Hi GOAT, OT and other folks, I have a bit of a challenge:
There’s a lot of excitement about populating forms which were previously submitted… possibly pulling from an older version of the same survey (CFDN, Sea Coast Eat Local, basically anyone who’s doing enrollment forms that will be updated), possibly pulling from another survey all together.
I’ve been playing with ChatGPT and kind of amazed at the ability to put things into the right box using AI. Obviously this isn’t a chatGPT problem, but I’m wondering if there are good tools to use fuzzy logic or other general machine learning tools to figure out what information from a previous survey (or schema) would likely be in what data fields from the current survey (or schema). This is something that Quickbooks (in the US) does every year (they pull in all your last years info).
If generalizable, it could be used for surveystack surveys, schemas (like openteam conventions or other conventions), etc.
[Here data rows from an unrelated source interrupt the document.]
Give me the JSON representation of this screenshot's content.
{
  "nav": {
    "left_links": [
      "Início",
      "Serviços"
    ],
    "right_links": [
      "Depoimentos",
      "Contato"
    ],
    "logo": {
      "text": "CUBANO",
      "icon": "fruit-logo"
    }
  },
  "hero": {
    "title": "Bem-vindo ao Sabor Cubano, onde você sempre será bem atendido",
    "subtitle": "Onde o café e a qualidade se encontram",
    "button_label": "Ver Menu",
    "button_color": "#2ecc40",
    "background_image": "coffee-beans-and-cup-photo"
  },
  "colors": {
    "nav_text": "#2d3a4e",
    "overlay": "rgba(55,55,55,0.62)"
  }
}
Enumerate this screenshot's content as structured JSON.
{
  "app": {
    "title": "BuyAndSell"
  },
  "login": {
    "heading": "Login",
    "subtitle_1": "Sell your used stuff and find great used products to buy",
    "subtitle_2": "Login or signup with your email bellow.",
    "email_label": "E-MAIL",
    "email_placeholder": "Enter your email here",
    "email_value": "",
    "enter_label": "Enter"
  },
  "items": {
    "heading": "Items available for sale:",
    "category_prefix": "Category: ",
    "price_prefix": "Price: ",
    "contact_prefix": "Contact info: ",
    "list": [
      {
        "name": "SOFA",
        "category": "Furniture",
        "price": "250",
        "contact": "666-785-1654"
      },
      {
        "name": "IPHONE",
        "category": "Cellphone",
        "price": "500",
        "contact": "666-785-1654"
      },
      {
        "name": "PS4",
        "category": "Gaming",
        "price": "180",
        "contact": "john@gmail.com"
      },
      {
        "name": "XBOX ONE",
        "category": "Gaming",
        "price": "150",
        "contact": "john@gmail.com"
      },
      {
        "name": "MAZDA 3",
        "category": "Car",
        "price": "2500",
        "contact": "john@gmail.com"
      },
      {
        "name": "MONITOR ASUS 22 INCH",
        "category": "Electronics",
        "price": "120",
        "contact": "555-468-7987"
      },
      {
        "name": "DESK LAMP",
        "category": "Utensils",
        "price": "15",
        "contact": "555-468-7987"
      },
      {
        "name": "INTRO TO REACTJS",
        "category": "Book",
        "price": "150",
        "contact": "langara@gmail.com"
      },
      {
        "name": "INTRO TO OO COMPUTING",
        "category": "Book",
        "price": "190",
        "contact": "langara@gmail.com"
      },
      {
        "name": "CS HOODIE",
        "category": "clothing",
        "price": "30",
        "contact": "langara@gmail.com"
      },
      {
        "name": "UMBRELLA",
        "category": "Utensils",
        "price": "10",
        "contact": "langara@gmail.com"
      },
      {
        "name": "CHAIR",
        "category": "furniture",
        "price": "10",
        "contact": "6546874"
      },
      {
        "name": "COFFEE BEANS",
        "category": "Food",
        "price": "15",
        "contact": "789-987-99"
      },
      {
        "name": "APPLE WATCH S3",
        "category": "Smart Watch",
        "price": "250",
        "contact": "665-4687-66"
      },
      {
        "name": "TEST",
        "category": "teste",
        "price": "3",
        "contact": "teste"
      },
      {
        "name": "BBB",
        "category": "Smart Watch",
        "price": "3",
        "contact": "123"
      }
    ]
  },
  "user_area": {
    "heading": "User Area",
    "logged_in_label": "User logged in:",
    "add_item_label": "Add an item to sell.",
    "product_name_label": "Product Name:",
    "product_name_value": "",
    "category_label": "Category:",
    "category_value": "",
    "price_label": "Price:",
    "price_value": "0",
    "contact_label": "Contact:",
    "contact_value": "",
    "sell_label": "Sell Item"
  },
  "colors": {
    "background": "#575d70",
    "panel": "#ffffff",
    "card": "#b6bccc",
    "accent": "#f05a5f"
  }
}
This may also be handy in trying to bulk transfer info from our DB to another, or even DB migrations (imperfect but perhaps can make logical recommendations). Also, because it’s solving a general problem impacting lots people, it’s likely to have more investment or interest.
Do you think there’s machine learning code to do this kind of work (and what and where if so!), and what conditions would make this more or less likely to success? @paul121 @jgaehring @3wordchant @tibetsprague @wgardiner @ircwaves maybe interested in this question.
I can’t find her to @ her here on the forum but Rian Wanstreet might be a good person to talk to. I believe she worked on or knew people involved with Mozilla’s Common Voice project prior to joining OpenTEAM.
I haven’t looked at “open” options for machine learning in a long while, and generally lost interest when I realized any specialized applications of ML (by “specialized”, I mean anything that requires rolling your own training data, models and/or algorithms) are way more trouble than they’re worth for solving anything like the kinds of problems I encounter in my day-to-day work on agtech. It’s just overkill, and usually a simple regression analysis would be more appropriate for the small- to medium-sized datasets I’m likely to ever be working with. And the lack of truly free and open datasets and models (Common Voice being a notable exception) discouraged me from seeking more generalized ML approaches, akin to the one I think you’re describing. But that assessment of mine is several years old now, and I’d be really interested to know what options exist now. Obviously, ChatGPT is a major recent development with some potential to change that landscape, but my currently low bandwidth combined with an entrenched skepticism has stopped me taking the time to find out if the service-level/licensing agreements underpinning those services are any better than the state of the art, say, 5 years ago, let alone if any of it could be applicable to anything I’m working on. Still skeptical, but hope to be proved wrong!
Rian works at OT now so I can ask her!
Common Voice was awesome, but it was voice recognition more than anything else.
I think it’s something we all need to be thinking more about, I don’t think (based on using it) it’s vaporware. The open source question is very very real, but the world will move regardless so we need to think about this either way.
Reminds me this popped up on my feed a few days ago and I still need to give it a listen:
I’ve thought off-and-on over the years that it’d be great for the GOAT community to connect somehow with people/orgs doing AI work of this nature, like Gebru’s Distributed AI Research Institute or similar:
Perhaps the time has come? This stuff is so way over my head, both the actual technology and the vast amount of scholarship on the ethical and sociological implications. I agree AI definitely deserves consideration from the ag community, if nothing else b/c the potential for negative outcomes and abuse seems especially high for our industry. I feel those considerations also require a real dialogue with the experts, though, if we hope to reach any meaningful conclusions about its possibilities for ag-tech.